How did you start guiding?

After studying in Beaune, I started doing sales, marketing, and exportation of French wines. During this time, I bumped into an old friend of mine who happened to be running walking tours. She offered me a guiding position and I said “yes” without really thinking. It was a chance encounter and another turning point in my life.

My first guiding gig with my friend’s company was in Provence. I immediately loved the job, but honestly had very little idea of what I was doing. On the first day of the trip, we were walking through an olive orchard and one of the women in the group asked me “Alex, can you eat olives off of trees?” Clueless but eager to respond, I responded affirmatively, and proceeded to pick an olive off of a tree and pop it in my mouth. Of course, it was disgusting! The bitterness sapped all the moisture out of my mouth. That’s how I learned to never to fake it with a client. It’s ok not to know. Now I say “I’ll find out” instead.

What do you love about working as a guide?

I’m naturally a shy person, but I’m curious and I love meeting new people as a guide. I enjoy showing people the hidden side of things and sharing the insider knowledge that it’s taken me years to accumulate. In return, each and every guest I travel with enriches my life and teaches me something. It’s this process of mutual learning and discovery that makes guiding gratifying.

When you started with DuVine, you had already been living and guiding in Spain for several years.
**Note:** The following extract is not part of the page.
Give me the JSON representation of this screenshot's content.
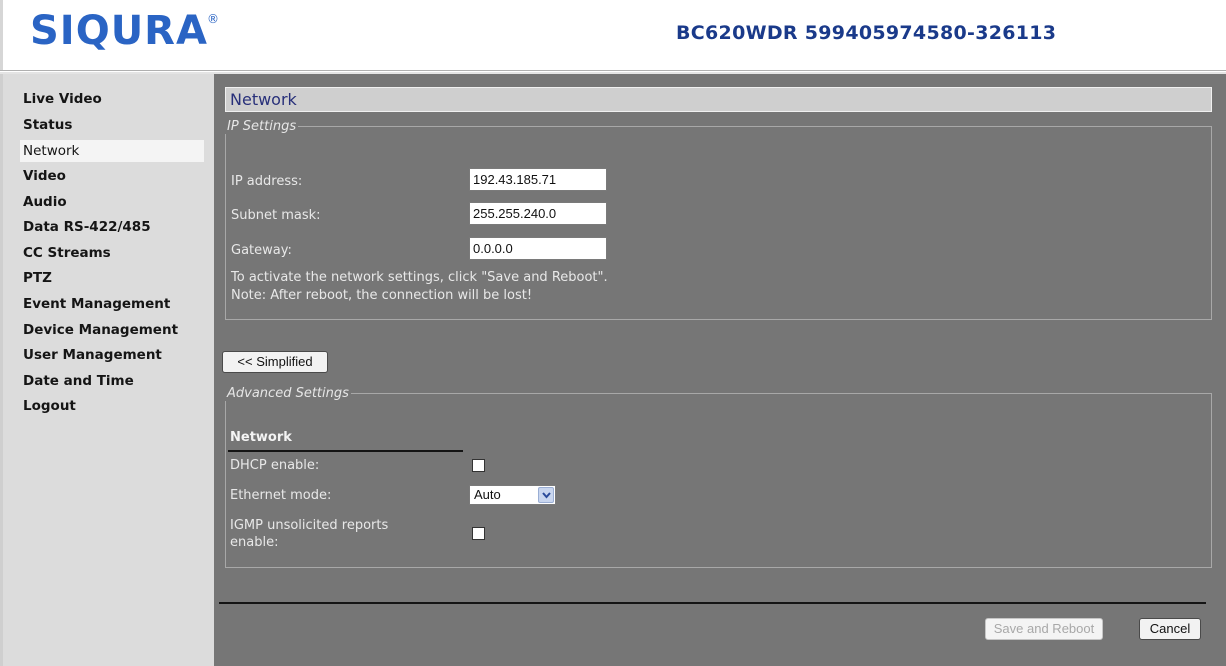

What drew you to Andalucía?

My wife! She’s Spanish but we met while I was working in Burgundy. She didn’t speak much English and I didn’t speak much Spanish, so we spoke together in French instead. From the beginning, we’ve lived an exploratory lifestyle, citizens of nowhere but people of everywhere. To this day we mainly speak French together.

Tell us about raising a family in Spain and assimilating into Spanish culture. 

Since moving to Andalucía over twenty years ago, our family has become a multi-cultural melting pot. We frequently spend time with my wife’s warm and welcoming Andalusian family. When the whole crew is together, the spirited Andalusian personality tends to provoke some passionate debates! Our children are resolutely Spanish at heart, but proud of their Irish roots, and my eldest is currently in college in Dublin. As an adopted Andalusian, I aspire to channel the openness and zest for life of my Spanish neighbors.

I come from a long line of foodies, and Spanish cuisine has become my favorite way of connecting to the culture. Spaniards are masters of taking the freshest produce and preparing food in healthy simplicity. Even after 20 years, I simply can’t resist a plate of aged Pata Negra ham. I’ve learned many Andalusian recipes from my family and friends, and whenever we host a party I whip up a delicious vat of seafood paella to share.

You’ve created many of DuVine’s itineraries in Spain and Portugal. What’s your creative imprint as a trip designer?

I think about each itinerary as a dynamic flow. I’m attentive to detail and love the challenge of putting all the pieces together. For me, a great trip builds layers of complexity and difficulty from one day to the next, creating a gradual crescendo of experience that leaves people thinking “wow!”

What role do you play as a DuVine guide?

To me, a guide is a facilitator, a friend, and an educator. We’re the people who smooth out all the wrinkles so you can relax and have fun.

On one trip I guided in Andalucía, a guest was memorably thankful at the end of the week. He said, “I haven’t felt like this since I was a kid. I didn’t have to stress about anything. It reminded me of being six years old, when the only decision I had to make was whether to eat Corn Flakes or Rice Krispies for breakfast.”

To me, that’s the role of a guide. We create that “Corn Flakes or Rice Krispies” moment. We give you a week to relax amidst the chaos of regular life. There’s nothing more rewarding than knowing my guests leave tour feeling relaxed and rejuvenated. As a guide, this is the greatest gift I can give.